Booker, along with others in his community, fear the pipeline will cause health issues and burden African American communities already struggling for equitable healthcare.

Plains All American Pipeline, the company that wants to build the pipeline, said in part, “we want our neighbors to know that we’re dedicated to pipeline safety and ensuring that our pipelines meet or exceed the applicable standards for pipeline construction and operation.”

Residents still see it as a risk factor.

“They won’t drink the water that we drink. They’re not from the community that we’re from, so we’ve got to stop looking to pass the buck to people and start looking to take ownership for our city.

RELATED: Shelby Co. Commissioners set to vote on pipeline today

Plains All American Pipeline said it has a team of about 180 safety and environmental professionals.

Plains All American Pipeline also released other facts and answers to common questions:

  • We are pleased to have worked with landowners to secure agreements for 94% of the route. Residents retain ownership of their land; our agreement allows us to construct the pipeline and conduct occasional maintenance. Our offers are above market value.
  • In addition, of the individual parcels of property the project would cross in Shelby County, 93% of these (62 of 67) are vacant lots and do not have residential structures. Of the parcels with a residential structure, we’ve reached agreement with 4 of the 5 landowners. We will continue to negotiate mutually beneficial easement agreements with all remaining landowners along the project footprint.
  • We want to have a good relationship with landowners, because we are planning to be neighbors for a long time.
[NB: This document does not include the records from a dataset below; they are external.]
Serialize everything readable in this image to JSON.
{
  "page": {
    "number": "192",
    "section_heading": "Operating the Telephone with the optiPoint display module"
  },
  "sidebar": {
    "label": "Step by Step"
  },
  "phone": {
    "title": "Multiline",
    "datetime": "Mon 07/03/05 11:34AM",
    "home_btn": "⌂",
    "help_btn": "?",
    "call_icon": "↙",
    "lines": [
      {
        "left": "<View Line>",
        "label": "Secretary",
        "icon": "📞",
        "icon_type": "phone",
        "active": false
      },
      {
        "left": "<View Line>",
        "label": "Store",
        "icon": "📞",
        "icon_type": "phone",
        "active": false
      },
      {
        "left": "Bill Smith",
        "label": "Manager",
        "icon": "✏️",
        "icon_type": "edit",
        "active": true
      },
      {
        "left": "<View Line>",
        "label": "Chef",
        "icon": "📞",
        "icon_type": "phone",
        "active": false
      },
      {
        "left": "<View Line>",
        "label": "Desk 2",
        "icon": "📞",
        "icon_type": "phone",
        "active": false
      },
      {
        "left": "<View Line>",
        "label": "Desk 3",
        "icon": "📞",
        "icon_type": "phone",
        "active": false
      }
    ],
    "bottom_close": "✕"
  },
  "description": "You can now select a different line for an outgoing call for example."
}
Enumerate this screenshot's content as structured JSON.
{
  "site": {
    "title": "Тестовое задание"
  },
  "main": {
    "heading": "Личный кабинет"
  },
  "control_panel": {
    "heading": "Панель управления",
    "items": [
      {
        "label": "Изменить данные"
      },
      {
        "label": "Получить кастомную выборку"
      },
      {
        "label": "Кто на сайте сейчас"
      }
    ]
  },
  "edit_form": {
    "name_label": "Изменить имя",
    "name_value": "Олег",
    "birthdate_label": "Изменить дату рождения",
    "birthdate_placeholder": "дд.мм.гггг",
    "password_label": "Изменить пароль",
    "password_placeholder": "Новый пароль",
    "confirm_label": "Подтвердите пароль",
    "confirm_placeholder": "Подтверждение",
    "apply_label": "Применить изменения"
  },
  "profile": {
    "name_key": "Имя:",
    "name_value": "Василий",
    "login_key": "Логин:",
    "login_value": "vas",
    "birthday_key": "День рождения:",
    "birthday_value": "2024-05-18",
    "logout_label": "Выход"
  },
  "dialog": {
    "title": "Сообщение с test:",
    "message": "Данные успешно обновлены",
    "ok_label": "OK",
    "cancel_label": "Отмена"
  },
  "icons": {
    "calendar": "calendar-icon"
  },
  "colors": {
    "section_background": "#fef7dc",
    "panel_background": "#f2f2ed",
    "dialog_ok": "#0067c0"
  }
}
Byhalia Connection is a common carrier pipeline with the option to use eminent domain under Tennessee and Mississippi law. Although it has been necessary to initiate eminent domain proceedings in select situations, we are still working to find mutually beneficial agreements with all remaining landowners.
  • During every phase of pipeline design, construction, and operation, we put measures in place to ensure the safety and protection of the aquifer. Drinking water sources within the aquifer are located at a substantially greater depth than our pipeline, which will typically be at 3-4 feet below the surface. We’ve spent over 10,000 hours to understand the unique conditions along the route so we could design the pipeline to safely operate within the local environment.
  • We take safety very seriously and have a team of more than 180 safety and environmental professionals dedicated to administering our safety programs and practices. As a company, we safely transported more than 90 billion gallons of crude oil last year. During that time, we had 1 federally reportable pipeline release – it was caused by a construction crew, not working for Plains, hitting a pipeline while doing road maintenance work. As a company, we’re pleased with the safety performance improvements we’ve made in recent years but will not be satisfied until we have zero incidents or injuries.
  • Pipelines like this one, constructed using the latest materials and technology, do not cause cancer or elevated health risks.
  • Our goal for this project is to safely and responsibly build and operate a pipeline that will be a long-term benefit to the community. This project will bring an economic infusion of over $14 million to the area during construction and will pay property taxes every year the line is in service. Once in operation, the pipeline will pay an estimated $3 million in annual property taxes to municipalities along the route. In 2020, we provided more than $1 million in donations to Mid-South charitable organizations and we anticipate providing similar levels of community support in 2021.